“It’s always been the leaders who knew me best, the ones who really took the time to get to know me personally and understand my situation. Those are the leaders that I’m going to walk through walls for.”
Train for trust and skill
Effective continuous feedback requires psychological safety, which is foundational to enabling employees to comfortably share thoughts and experiences and close the feedback loop. Trust-rich organizations are 3X to 5X more likely to train managers in these skills, impacting performance, according to i4cp’s research.
Ecolab's first-line manager training covers coaching for development, change management, and performance—the focus is on fostering an open environment, so employees feel comfortable asking questions.
“Thrivent is committed to equipping newly hired and promoted people leaders with the tools and resources needed to lead high-performing teams while creating an engaged work environment that’s focused on employee satisfaction. Our goal is to build leaders’ skill fluency and managerial habits through training that’s scenario-based and anchored in role play so that they can lead more effectively in real life,” said Tsai. “By offering these types of practical trainings and workshops, Thrivent’s people leaders are maintaining a culture where all team members feel a sense of belonging and can thrive.”
Leaders at ServiceNow offer a manager community for sharing feedback strategies, providing a secure space for skill-building and learning from experienced leaders, said Natalie Bodus, VP of performance development and a PME leader who served on the panel. “Managers also need a safe space to learn from each other,” she said.

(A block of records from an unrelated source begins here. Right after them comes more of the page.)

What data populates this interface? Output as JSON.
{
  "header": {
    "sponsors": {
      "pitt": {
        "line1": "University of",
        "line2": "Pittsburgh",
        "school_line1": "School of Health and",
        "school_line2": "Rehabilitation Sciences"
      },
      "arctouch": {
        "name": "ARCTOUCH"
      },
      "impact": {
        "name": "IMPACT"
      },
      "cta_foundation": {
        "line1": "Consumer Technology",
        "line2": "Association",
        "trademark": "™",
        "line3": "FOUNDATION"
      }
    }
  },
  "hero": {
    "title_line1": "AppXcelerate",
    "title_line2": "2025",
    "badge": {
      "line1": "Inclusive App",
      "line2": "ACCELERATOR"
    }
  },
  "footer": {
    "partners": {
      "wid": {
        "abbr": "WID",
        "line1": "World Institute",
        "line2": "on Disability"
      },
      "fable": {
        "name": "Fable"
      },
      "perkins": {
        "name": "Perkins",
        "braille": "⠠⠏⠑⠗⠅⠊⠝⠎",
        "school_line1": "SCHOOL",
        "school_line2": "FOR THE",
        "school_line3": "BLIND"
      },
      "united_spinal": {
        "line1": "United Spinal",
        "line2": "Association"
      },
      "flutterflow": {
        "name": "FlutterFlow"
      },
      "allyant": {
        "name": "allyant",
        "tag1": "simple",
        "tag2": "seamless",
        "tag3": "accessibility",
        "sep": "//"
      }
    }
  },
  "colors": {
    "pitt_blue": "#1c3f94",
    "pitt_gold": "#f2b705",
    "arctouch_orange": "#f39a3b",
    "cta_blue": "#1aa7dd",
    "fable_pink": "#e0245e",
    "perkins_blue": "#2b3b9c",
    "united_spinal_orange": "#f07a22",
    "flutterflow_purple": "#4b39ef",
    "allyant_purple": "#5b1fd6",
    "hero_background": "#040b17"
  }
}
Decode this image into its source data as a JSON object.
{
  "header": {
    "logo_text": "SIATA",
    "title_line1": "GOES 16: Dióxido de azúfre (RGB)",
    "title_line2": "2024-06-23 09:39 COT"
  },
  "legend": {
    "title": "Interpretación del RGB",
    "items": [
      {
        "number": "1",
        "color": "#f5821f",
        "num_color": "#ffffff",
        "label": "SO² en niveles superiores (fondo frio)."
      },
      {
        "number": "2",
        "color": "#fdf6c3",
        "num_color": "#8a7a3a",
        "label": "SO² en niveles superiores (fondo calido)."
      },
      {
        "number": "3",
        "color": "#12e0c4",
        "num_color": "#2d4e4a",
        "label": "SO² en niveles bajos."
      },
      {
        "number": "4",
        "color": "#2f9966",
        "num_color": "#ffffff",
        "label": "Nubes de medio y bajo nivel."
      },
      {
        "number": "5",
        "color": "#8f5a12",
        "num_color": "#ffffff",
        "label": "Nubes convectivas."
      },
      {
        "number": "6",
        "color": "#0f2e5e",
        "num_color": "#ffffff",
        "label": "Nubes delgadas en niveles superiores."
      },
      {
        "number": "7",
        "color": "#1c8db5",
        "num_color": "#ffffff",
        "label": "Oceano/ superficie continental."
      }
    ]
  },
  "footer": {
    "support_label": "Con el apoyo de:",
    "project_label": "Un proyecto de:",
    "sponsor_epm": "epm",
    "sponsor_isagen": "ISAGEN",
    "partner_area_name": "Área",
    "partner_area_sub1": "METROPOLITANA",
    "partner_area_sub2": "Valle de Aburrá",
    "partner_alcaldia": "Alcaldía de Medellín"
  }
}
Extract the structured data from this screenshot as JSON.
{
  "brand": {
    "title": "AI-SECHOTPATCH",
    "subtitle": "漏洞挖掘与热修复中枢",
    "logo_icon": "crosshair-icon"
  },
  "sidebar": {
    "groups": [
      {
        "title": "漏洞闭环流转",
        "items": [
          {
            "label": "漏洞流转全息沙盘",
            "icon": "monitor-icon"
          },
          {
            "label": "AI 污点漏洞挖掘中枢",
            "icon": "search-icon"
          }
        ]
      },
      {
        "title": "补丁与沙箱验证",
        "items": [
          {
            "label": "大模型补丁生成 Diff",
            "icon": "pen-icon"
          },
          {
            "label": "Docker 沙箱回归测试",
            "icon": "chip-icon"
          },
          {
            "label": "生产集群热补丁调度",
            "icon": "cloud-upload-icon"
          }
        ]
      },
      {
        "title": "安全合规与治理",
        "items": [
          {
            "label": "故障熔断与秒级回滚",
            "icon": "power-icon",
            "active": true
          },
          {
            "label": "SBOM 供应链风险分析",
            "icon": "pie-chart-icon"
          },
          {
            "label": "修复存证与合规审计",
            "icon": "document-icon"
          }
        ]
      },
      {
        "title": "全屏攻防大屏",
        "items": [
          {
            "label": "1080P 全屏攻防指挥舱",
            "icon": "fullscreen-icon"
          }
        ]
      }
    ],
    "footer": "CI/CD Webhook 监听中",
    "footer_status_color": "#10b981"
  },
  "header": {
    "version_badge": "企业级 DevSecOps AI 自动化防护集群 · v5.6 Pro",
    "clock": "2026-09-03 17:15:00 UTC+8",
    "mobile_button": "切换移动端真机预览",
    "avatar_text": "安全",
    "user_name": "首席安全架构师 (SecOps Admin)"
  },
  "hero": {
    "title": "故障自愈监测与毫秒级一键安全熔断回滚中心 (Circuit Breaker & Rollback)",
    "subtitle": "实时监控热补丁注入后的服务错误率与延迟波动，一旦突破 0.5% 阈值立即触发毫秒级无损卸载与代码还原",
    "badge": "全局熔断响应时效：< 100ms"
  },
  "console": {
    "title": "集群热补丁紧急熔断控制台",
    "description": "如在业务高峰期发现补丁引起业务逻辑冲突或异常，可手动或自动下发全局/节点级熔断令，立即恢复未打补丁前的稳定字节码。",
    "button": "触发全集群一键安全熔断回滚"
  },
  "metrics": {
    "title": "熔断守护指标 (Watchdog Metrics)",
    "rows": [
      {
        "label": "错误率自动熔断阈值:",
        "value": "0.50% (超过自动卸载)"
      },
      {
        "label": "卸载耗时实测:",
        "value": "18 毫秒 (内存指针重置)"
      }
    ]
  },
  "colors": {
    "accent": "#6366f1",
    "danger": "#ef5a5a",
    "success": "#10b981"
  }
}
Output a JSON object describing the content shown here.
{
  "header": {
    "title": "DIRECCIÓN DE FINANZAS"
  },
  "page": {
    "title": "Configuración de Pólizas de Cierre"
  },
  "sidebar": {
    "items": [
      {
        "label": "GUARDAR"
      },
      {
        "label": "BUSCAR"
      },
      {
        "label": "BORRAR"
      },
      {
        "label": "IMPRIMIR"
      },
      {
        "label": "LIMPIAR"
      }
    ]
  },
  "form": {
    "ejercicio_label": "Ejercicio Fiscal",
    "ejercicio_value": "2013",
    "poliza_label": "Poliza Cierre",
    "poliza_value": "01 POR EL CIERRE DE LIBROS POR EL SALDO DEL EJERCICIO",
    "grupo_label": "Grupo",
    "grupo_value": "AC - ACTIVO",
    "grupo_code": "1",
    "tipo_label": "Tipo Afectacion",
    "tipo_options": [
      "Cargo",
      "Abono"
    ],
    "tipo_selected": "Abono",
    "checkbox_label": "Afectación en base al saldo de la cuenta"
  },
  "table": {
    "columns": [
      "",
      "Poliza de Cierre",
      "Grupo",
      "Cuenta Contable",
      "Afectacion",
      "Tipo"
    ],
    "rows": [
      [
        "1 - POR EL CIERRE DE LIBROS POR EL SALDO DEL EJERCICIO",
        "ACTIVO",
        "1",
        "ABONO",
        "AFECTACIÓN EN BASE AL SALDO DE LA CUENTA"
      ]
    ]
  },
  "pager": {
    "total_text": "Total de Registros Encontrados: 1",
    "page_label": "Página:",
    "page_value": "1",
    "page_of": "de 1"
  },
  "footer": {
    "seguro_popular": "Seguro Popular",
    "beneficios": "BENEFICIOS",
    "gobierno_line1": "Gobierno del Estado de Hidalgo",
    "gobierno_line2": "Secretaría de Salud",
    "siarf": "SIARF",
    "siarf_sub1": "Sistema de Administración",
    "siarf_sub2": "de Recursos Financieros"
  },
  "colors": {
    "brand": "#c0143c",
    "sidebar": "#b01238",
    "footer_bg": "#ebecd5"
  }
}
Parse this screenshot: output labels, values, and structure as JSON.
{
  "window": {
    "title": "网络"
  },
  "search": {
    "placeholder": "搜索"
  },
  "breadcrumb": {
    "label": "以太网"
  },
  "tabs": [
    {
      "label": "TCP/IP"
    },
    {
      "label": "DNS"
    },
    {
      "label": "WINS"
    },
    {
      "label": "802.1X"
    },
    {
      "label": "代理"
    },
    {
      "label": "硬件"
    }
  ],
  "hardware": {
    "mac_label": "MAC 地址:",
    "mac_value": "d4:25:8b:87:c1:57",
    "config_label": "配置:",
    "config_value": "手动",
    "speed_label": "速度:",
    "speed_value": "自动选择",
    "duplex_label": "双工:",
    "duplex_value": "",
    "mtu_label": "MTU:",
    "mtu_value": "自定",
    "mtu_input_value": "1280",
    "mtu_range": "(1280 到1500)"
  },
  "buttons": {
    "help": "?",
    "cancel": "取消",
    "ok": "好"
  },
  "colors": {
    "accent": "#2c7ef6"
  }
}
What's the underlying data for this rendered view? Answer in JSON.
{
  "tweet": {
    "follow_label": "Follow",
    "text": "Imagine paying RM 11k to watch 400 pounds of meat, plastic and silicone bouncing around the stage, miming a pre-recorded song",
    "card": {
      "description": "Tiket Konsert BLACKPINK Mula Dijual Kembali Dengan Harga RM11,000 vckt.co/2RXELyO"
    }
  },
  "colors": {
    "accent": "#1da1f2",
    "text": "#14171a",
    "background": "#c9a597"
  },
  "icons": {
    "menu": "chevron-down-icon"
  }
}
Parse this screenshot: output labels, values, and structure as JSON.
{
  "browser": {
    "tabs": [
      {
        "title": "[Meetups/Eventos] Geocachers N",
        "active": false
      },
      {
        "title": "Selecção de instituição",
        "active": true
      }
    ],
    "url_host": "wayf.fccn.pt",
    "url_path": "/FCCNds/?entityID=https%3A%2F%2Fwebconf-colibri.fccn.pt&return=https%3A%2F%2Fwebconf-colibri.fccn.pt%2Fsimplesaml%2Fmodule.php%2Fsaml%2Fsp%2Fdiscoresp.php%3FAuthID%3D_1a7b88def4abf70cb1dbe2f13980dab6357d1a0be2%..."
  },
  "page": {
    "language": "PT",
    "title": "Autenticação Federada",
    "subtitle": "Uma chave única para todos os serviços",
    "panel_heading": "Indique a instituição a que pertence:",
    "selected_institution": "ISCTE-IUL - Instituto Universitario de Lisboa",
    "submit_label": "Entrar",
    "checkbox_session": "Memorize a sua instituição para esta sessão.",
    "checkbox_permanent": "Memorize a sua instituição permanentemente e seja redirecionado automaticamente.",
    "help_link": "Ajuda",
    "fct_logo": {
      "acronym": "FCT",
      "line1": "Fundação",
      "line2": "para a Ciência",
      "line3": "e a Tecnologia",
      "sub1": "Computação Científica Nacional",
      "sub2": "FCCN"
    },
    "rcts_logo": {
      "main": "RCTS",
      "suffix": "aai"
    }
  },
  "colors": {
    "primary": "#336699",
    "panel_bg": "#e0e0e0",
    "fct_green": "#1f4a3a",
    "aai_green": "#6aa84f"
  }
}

How to build feedback culture into performance systems
Technology can help embed feedback into routines. For example, ServiceNow's feedback module allows leaders to solicit information from stakeholders during quarterly growth conversations. The tool guides managers through the process and provides prompts. Bodus said they aim to expand the tool to enable a real-time system to document the more frequent one-on-one coaching conversations.
Thrivent’s performance management platform is configured to gather and integrate performance feedback from peers and stakeholders throughout the year.
Thrivent’s Leadership Competency model is integrated in the platform and throughout the company’s talent management, recognition, and recruitment processes. The model reinforces the importance of leaders’ commitment to developing talent through ongoing feedback and coaching. Thrivent also deploys a workforce engagement survey, which includes a specific question measuring how useful employees find the performance feedback they receive from their direct leader.
Ecolab's platform distributes surveys to help employees understand their strengths and opportunities. Every other week, it suggests new learning strategies and resources. The nudges give managers ideas to lead more effectively. Leaders are encouraged to discuss nudges with their teams. This builds an environment where they’re more focusing on listening and improving employee engagement.
Where to start?
Start at the top and make sure senior leaders reinforce messaging and action around this new endeavor, Bodus suggested. Then look at employee touch points and assess where new policies and practices might encourage people to seek feedback and give it. Then, she emphasized, it’s important to measure frequency and quality of feedback and hold leaders accountable for their follow through.
“If we really want to create this environment, it won’t happen because we wish it into existence. It’ll happen because we’ve systematically thought about where to embed these things and how to equip and engage our managers as part of this journey and transformation.”